Note that systematic and random errors refer to problems associated with making measurements. Incorrect zeroing of an instrument leading to a zero error is an example of systematic error in instrumentation. What if all error is not random? weblink Finally, one of the best things you can do to deal with measurement errors, especially systematic errors, is to use multiple measures of the same construct.

Constant systematic errors are very difficult to deal with as their effects are only observable if they can be removed. Random errors can seldom be understood and are never fixed in nature - like being proportional to the measured quantity or being constant over many measurements.The reason why random errors can The random error (or random variation) is due to factors which we cannot (or do not) control. Related articles Related pages: Experimental Errors Type-I Error and Type-II Error .

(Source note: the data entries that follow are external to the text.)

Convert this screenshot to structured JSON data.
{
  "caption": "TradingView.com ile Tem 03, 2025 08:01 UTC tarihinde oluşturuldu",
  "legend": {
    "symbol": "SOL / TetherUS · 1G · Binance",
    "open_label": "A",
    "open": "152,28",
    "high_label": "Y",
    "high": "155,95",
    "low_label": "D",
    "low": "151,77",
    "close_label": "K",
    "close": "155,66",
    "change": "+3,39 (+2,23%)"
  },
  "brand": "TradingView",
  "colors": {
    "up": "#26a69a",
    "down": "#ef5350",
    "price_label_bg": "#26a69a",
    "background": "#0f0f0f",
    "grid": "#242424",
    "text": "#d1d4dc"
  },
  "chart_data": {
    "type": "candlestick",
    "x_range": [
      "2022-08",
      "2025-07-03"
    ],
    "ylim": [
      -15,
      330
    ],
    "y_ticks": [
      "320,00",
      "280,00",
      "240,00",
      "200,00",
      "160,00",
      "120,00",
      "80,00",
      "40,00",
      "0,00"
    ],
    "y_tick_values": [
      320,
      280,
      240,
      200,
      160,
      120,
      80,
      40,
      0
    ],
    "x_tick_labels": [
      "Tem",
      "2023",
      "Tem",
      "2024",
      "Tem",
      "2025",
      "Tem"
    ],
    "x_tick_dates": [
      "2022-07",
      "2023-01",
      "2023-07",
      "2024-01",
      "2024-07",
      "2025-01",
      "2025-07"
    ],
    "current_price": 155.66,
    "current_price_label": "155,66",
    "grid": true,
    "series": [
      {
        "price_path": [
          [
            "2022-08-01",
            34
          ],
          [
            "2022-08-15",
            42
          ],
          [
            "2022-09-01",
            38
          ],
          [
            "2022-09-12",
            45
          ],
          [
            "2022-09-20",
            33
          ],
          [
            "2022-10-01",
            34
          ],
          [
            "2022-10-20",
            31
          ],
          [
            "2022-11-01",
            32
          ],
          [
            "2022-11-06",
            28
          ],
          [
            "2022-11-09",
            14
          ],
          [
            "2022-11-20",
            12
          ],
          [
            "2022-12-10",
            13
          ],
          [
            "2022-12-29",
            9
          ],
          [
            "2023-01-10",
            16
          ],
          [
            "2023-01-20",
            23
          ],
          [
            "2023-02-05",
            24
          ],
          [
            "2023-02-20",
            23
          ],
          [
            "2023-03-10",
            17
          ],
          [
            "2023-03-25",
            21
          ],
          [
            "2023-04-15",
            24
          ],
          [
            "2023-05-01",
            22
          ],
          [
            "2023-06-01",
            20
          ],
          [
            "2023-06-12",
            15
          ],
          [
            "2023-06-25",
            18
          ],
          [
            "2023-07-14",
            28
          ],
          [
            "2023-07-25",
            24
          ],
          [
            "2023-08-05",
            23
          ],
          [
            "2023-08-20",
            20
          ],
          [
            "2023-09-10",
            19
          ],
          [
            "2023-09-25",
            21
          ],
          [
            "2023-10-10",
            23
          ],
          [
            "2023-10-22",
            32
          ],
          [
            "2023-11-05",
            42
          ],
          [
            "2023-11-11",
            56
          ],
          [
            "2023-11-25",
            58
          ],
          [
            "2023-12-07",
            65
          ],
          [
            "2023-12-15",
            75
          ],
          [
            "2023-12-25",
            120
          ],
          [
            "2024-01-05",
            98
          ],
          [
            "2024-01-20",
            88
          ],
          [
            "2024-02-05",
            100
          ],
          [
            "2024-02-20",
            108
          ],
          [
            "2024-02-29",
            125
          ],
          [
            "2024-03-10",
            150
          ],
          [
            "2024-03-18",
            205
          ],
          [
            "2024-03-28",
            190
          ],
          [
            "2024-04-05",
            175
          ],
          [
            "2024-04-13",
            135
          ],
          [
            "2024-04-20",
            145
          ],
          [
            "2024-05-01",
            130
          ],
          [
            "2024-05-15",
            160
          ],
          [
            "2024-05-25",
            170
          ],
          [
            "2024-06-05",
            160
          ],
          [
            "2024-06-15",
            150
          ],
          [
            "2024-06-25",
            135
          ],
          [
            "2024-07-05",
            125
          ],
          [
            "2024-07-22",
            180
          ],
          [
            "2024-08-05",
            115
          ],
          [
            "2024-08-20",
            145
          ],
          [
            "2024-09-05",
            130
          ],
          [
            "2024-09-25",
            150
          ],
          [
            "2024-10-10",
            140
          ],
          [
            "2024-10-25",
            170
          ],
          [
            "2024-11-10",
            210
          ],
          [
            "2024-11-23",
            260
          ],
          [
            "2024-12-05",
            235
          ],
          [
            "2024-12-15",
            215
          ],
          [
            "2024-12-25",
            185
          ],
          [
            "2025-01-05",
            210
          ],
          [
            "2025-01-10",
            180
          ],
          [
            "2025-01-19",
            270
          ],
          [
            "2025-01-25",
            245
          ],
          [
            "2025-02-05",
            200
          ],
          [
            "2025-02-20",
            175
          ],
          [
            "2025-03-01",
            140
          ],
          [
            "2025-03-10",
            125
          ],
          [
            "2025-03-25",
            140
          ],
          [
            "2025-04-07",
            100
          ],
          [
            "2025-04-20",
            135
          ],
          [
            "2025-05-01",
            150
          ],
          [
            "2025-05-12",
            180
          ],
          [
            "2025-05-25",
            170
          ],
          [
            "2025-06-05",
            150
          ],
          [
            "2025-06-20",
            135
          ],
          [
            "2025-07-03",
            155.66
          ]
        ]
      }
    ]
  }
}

Spotting and correcting for systematic error takes a lot of care. In general, a systematic error, regarded as a quantity, is a component of error that remains constant or depends in a specific manner on some other quantity. The possibility of constructing general knowledge while maintaining the full variability inherent in developmental phenomena is discussed. It is crucial that data, analysis, and theory are consistent with one another.

In fact, it conceptualizes its basic uncertainty categories in these terms. It is not to be confused with Measurement uncertainty. The accuracy of a measurement is how close the measurement is to the true value of the quantity being measured. H.

How to cite this article: Siddharth Kalla (Feb 4, 2009). The Performance Test Standard PTC 19.1-2005 “Test Uncertainty”, published by the American Society of Mechanical Engineers (ASME), discusses systematic and random errors in considerable detail. Utilizing the notion of random error entails an assumption as to the inherent stability of its referent while development is a dynamic process leading to the emergence of novelty. Observational error (or measurement error) is the difference between a measured value of quantity and its true value.[1] In statistics, an error is not a "mistake".